:: The data

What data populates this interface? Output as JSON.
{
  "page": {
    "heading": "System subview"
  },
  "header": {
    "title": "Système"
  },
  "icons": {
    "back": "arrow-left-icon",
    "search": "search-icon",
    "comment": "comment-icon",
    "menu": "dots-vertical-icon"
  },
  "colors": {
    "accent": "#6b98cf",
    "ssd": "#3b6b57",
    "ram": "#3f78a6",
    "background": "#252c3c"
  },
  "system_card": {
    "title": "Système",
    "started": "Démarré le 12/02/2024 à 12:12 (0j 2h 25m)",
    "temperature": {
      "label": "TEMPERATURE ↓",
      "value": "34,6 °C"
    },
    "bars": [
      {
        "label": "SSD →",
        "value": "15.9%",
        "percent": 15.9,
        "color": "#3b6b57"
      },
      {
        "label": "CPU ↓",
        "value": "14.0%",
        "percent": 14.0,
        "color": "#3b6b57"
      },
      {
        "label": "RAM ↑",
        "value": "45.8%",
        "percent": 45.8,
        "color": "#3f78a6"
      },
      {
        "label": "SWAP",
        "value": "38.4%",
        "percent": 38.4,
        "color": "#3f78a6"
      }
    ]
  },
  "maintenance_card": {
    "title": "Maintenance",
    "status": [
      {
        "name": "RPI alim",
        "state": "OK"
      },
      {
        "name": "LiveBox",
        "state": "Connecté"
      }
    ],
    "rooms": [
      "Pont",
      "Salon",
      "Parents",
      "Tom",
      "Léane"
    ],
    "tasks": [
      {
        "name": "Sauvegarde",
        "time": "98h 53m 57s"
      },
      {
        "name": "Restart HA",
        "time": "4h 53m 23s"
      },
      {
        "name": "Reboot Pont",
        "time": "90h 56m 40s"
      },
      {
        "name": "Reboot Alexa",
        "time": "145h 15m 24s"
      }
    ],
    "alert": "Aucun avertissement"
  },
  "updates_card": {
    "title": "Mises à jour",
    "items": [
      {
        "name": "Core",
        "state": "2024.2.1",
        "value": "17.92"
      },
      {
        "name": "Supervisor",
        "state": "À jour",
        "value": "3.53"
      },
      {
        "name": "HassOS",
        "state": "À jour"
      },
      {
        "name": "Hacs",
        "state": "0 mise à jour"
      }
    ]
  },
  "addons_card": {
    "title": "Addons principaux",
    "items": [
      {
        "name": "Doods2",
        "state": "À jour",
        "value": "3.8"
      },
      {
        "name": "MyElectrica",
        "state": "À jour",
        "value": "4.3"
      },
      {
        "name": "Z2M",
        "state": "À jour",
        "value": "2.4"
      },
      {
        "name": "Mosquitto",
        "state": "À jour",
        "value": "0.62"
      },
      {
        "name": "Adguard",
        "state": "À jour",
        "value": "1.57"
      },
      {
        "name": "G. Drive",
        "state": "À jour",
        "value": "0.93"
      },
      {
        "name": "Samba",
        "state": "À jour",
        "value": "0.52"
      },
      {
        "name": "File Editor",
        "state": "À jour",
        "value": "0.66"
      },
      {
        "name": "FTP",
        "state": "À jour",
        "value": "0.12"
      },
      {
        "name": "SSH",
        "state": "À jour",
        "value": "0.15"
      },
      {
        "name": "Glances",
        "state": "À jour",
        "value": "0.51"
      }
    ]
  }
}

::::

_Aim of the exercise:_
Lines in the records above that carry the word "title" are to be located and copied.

_Your solution:_
    "title": "Système"
    "title": "Système",
    "title": "Maintenance",
    "title": "Mises à jour",
    "title": "Addons principaux",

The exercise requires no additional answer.